Patent Citations
Cited PatentFiling datePublication dateApplicantTitle
US4440841 *Nov 4, 1981Apr 3, 1984Dai Nippon Insatsu Kabushiki KaishaChemical resistance
US4544443 *May 3, 1984Oct 1, 1985Shap Kabushiki KaishaGrooves formed directly to substrate
US4670365 *Oct 25, 1985Jun 2, 1987Nec CorporationPhotomask and method of fabrication thereof
Referenced by
Citing PatentFiling datePublication dateApplicantTitle
US5173380 *Feb 12, 1991Dec 22, 1992Mitsubishi Denki Kabushiki KaishaPhotomask
US5213916 *Oct 30, 1990May 25, 1993International Business Machines CorporationPhotolithography, integrated circuits, layers with different optical transmissivities
US5219686 *Dec 14, 1990Jun 15, 1993Mitsubishi Denki Kabushiki KaishaPhotomask
US5229230 *Jun 18, 1991Jul 20, 1993Mitsubishi Denki Kabushiki KaishaImproved accuracy in transferring patterns to photoresist, interaction of diffraction light to increase intensity
US5279911 *Nov 15, 1991Jan 18, 1994Mitsubishi Denki Kabushiki KaishaTransparent substrate, light shielding pattern and reflective film

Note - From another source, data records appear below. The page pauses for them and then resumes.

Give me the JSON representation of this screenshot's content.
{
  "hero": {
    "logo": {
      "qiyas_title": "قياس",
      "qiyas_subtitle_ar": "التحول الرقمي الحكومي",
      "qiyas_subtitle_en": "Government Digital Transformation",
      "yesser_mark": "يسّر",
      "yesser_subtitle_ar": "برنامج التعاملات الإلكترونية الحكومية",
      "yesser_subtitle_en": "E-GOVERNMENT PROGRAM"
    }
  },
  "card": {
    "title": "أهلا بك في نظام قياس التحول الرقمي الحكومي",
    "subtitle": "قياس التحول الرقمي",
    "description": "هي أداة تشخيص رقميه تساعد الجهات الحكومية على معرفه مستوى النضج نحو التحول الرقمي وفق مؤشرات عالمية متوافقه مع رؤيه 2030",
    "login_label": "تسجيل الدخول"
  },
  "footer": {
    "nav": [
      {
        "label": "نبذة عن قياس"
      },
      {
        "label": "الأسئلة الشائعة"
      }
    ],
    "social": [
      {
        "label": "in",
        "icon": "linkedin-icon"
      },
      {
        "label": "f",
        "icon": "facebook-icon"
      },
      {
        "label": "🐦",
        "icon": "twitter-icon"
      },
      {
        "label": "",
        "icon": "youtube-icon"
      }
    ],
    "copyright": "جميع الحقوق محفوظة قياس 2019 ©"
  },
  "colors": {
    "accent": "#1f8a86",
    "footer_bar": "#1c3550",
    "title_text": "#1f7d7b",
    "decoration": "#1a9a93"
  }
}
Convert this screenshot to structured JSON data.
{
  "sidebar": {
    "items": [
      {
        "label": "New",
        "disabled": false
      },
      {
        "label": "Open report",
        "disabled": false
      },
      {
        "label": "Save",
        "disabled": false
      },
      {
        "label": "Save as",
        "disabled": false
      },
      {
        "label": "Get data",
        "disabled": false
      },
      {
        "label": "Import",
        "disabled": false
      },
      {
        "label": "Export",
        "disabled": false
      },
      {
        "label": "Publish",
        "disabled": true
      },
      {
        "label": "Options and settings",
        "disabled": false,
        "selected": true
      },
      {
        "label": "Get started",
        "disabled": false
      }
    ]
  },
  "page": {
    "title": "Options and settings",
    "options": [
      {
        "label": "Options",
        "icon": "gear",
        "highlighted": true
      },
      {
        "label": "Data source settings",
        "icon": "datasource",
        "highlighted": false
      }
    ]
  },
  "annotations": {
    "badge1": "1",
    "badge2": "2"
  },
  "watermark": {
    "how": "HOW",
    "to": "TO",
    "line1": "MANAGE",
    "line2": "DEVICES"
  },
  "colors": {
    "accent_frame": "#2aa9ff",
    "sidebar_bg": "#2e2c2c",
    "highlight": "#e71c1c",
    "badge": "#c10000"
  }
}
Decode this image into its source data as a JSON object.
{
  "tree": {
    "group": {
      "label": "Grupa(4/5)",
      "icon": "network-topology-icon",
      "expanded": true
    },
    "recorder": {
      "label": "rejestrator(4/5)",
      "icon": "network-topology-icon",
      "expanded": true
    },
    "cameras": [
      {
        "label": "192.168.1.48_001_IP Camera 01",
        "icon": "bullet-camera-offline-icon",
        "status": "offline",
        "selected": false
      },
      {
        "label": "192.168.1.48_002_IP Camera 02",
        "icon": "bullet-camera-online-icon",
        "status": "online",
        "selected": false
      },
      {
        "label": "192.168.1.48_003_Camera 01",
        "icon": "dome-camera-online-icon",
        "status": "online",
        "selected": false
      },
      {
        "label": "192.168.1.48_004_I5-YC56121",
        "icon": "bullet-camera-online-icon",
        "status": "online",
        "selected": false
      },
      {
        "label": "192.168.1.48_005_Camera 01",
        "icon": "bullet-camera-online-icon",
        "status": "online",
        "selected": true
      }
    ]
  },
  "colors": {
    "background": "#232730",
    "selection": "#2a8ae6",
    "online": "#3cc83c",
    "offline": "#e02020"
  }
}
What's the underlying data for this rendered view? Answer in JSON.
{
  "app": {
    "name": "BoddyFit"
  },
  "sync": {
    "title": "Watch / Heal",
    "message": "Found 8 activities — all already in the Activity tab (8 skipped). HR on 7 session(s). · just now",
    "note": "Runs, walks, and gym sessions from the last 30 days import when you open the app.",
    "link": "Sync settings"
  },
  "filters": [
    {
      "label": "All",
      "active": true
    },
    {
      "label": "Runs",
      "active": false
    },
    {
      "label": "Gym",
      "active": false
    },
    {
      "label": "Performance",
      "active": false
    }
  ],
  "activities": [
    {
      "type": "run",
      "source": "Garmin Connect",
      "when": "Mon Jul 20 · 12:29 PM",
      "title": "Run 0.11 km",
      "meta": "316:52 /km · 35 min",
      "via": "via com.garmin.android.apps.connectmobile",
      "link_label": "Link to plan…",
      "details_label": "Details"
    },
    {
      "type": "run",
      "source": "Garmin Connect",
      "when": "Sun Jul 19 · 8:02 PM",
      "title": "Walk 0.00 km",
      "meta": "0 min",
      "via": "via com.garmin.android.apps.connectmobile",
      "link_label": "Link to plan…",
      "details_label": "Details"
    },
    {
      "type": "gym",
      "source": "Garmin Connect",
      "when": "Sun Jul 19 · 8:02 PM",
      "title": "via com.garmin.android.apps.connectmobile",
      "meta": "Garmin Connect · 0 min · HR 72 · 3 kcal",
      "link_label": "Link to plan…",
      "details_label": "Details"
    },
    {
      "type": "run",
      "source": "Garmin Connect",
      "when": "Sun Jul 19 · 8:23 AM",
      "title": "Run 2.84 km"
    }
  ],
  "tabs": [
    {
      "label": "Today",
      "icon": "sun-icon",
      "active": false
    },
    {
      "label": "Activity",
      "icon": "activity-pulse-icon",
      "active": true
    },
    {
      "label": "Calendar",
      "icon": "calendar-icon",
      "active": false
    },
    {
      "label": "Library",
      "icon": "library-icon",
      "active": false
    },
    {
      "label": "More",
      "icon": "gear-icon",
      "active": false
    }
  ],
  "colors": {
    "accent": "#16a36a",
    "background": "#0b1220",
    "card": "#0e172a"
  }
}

US5298351 *Dec 28, 1992Mar 29, 1994International Business Machines CorporationPatterned multilayer structure
US5358808 *Jul 21, 1993Oct 25, 1994Kabushiki Kaisha ToshibaRadiation transparent substrate, light transferring and light shielding layer which are patterned; used for lithography; improved resolution
US6017658 *May 13, 1992Jan 25, 2000The United States Of America As Represented By The Secretary Of The NavyForming mask having increased pattern resolution by providing dielectric layer between electron beam absorber layer and photoresist layer to prevent backscattered electrons from reentering photoresist
US6043547 *Jun 6, 1997Mar 28, 2000Mosel Vitelic, Inc.Circuit structure with an anti-reflective layer
US6344365May 26, 2000Feb 5, 2002Taiwan Semiconductor Manufacturing CompanyArc coating on mask quartz plate to avoid alignment error on stepper or scanner
Classifications
U.S. Classification430/5, 216/51, 216/48, 216/24, 216/49, 430/313
International ClassificationG03F1/14, G03F1/08
Cooperative ClassificationG03F1/14, G03F1/38, G03F1/58
European ClassificationG03F1/38, G03F1/58, G03F1/14
Legal Events
DateCodeEventDescription
Feb 7, 2000FPAYFee payment
Year of fee payment: 12
Feb 5, 1996FPAYFee payment
Year of fee payment: 8
Sep 30, 1991FPAYFee payment
Year of fee payment: 4
Jan 13, 1988ASAssignment
Owner name: SHARP KABUSHIKI KAISHA, OSAKA, JAPAN A CORP. OF JA
Free format text: ASSIGNMENT OF ASSIGNORS INTEREST.;ASSIGNORS:INJU, TETSUYA;OHTA, KENJI;HIROKANE, JUNJI;AND OTHERS;REEL/FRAME:004836/0795
Effective date: 19871121
Owner name: SHARP KABUSHIKI KAISHA, A CORP. OF JAPAN,JAPAN
Free format text: ASSIGNMENT OF ASSIGNORS INTEREST;ASSIGNORS:INJU, TETSUYA;OHTA, KENJI;HIROKANE, JUNJI;AND OTHERS;REEL/FRAME:004836/0795